Adding the LED’s really helps to light up the object, plus they act as a great little wall light. I decided to use 2 strips of LED’s on the display frame.
1. To connect the 2 LED's together, I cut the wires to one and soldered them to the solder pads of the other.
2. Add a little super glue to the back of the strips and attach to the top inside of the frame. I found that to get the best effect of the LED's, they should be mounted near the front of the frame.
3 You will need to drill a small hole for the wires from the LED. The hole will have to go through the top of the MDF so make sure that they are as small as possible.
4. Thread the wires through the hole in the MDF.
Step 7: Adding the Dimmer
It’s not necessary to add the dimmer if you prefer just an on/off switch.

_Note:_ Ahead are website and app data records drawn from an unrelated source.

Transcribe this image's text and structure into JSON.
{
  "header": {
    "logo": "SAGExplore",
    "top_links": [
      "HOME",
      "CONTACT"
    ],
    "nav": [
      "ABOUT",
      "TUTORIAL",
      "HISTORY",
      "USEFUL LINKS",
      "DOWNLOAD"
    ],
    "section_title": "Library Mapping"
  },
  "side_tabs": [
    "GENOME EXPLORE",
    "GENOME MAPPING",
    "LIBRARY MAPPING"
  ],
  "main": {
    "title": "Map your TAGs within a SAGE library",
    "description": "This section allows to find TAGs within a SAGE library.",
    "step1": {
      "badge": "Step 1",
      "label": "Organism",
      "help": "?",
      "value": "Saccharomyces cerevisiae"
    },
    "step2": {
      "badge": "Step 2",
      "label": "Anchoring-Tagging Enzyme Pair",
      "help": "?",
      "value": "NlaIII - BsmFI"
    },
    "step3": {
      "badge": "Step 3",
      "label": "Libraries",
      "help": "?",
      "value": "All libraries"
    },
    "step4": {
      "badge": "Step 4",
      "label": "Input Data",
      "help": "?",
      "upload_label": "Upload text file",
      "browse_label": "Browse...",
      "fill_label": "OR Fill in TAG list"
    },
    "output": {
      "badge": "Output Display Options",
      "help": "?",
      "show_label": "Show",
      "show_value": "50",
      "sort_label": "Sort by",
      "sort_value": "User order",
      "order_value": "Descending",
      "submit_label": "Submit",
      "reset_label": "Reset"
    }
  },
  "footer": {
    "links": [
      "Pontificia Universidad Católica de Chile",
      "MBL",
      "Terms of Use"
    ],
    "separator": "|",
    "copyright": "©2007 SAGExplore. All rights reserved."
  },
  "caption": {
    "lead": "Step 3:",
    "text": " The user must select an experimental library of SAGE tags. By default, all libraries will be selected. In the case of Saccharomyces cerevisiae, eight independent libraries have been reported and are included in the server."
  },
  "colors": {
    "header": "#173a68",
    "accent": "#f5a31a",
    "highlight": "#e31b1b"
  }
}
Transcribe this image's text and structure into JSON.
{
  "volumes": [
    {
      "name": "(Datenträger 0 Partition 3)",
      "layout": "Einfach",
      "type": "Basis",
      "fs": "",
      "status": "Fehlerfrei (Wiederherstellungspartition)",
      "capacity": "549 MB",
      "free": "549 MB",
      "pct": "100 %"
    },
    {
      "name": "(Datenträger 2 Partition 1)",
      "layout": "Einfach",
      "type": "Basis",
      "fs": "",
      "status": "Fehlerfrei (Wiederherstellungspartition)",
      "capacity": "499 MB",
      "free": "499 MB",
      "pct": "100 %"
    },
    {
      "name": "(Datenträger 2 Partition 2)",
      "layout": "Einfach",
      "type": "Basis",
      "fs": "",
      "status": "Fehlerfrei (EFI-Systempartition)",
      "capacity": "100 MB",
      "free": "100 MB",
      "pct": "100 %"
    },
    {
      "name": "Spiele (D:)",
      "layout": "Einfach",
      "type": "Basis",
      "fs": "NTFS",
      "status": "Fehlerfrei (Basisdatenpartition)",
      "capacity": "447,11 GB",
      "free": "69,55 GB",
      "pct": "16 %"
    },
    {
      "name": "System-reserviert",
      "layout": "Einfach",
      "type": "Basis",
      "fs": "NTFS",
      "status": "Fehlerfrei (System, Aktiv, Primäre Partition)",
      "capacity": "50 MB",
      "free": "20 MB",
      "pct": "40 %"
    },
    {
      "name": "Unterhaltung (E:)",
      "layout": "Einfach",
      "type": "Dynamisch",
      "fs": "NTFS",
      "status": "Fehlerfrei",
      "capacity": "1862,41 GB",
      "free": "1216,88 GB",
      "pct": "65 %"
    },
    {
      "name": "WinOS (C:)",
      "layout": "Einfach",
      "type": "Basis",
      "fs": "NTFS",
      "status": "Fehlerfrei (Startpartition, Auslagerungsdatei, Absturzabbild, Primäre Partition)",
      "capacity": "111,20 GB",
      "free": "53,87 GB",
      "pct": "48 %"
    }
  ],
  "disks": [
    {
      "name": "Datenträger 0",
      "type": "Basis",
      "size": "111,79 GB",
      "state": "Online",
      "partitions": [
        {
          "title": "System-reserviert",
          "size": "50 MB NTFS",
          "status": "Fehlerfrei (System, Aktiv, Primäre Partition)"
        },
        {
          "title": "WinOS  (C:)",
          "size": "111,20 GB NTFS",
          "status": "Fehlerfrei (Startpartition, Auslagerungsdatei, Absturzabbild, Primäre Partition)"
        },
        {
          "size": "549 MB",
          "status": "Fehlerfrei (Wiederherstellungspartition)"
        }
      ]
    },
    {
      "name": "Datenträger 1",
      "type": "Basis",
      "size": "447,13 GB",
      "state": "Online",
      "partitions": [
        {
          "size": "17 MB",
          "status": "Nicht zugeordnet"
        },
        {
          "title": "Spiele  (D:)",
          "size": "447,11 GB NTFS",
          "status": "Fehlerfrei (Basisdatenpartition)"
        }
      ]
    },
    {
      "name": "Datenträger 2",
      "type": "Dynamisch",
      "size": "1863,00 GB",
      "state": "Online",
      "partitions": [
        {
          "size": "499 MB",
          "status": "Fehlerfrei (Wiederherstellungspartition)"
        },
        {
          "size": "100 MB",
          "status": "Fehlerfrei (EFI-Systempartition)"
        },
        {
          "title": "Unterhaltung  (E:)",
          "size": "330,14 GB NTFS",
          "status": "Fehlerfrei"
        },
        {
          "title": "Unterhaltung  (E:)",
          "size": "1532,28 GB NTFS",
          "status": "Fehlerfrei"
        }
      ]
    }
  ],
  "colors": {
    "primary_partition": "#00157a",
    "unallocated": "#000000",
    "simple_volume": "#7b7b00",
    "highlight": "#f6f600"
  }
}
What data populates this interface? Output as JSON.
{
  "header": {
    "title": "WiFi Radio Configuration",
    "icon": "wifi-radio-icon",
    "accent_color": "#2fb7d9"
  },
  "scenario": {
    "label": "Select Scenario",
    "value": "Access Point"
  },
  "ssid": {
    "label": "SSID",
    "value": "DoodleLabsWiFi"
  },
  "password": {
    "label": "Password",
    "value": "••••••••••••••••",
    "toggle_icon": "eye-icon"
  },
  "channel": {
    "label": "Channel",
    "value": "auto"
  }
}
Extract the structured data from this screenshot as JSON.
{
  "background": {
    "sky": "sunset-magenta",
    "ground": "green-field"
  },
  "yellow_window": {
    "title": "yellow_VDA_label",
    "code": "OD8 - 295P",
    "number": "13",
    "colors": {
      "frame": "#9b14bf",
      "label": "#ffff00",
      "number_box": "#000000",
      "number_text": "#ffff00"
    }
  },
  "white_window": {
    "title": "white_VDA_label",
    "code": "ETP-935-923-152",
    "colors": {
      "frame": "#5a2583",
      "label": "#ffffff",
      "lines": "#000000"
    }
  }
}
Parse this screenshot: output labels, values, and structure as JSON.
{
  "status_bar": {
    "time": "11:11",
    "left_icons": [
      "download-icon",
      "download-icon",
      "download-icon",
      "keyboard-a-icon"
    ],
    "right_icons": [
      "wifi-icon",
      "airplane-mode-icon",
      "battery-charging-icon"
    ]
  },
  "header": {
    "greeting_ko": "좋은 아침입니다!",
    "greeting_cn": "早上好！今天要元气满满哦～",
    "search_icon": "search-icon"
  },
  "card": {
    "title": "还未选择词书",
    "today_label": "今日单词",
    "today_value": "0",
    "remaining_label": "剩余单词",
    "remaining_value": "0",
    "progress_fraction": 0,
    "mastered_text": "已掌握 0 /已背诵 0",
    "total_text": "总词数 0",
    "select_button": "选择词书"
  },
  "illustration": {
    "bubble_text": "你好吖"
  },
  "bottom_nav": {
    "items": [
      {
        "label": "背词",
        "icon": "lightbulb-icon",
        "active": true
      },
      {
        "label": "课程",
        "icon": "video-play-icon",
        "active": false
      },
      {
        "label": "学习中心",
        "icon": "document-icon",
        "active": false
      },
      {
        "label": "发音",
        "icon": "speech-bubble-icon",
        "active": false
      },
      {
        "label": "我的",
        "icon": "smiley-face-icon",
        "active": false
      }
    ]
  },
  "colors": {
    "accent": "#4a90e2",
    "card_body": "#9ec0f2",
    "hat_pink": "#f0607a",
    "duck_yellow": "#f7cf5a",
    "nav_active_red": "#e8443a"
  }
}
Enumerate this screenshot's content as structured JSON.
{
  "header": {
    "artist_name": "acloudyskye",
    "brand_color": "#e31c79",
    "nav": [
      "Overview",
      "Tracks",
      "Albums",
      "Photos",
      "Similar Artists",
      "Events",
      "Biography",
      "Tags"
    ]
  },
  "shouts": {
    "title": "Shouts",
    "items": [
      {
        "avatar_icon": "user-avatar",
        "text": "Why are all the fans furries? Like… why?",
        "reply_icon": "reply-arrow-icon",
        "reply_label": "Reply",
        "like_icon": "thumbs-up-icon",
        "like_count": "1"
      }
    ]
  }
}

I wanted a way to control the brightness and the dimmer switch also acts like an on/off switch so it’s a win all round.
1. To add the dimmer switch to the side of the frame, you will need to drill a hole large enough for the body of the dimmer to fit into. I had to also file the hole in order for the body of the switch to fit into. Don't worry about how the hole looks as you can cover this later.
2. Push the dimmer into the hole and secure it with hot glue or epoxy.
3. Place a washer over the top of the dimmer switch. This should be big enough to cover the hole in the wood. Add the nut and tighten.
4. Lastly, attach the dimmer circuit to the back of the frame. Hot glue or epoxy will do the trick. It should be located near the LED's
Step 8: Add the LED's and Batteries
1. Secure the wires from the LED's to the terminal on the dimmer circuit.
2. Next, attach the AA battery holder to the back of the frame, near the dimmer circuit.
3. Secure the positive and negative wires from the battery holder into the dimmer circuit
5. Test by turning on the dimmer switch.
Step 9: Hanging Your Frame
I find that the best way to hang the frame is to use the same mounting strips used to mount the object.
1. Add 4 mounting strips to each corner of the frame
2. Work out where you want the frame to be mounted on the wall and push into place
3. Sit back and admire your handiwork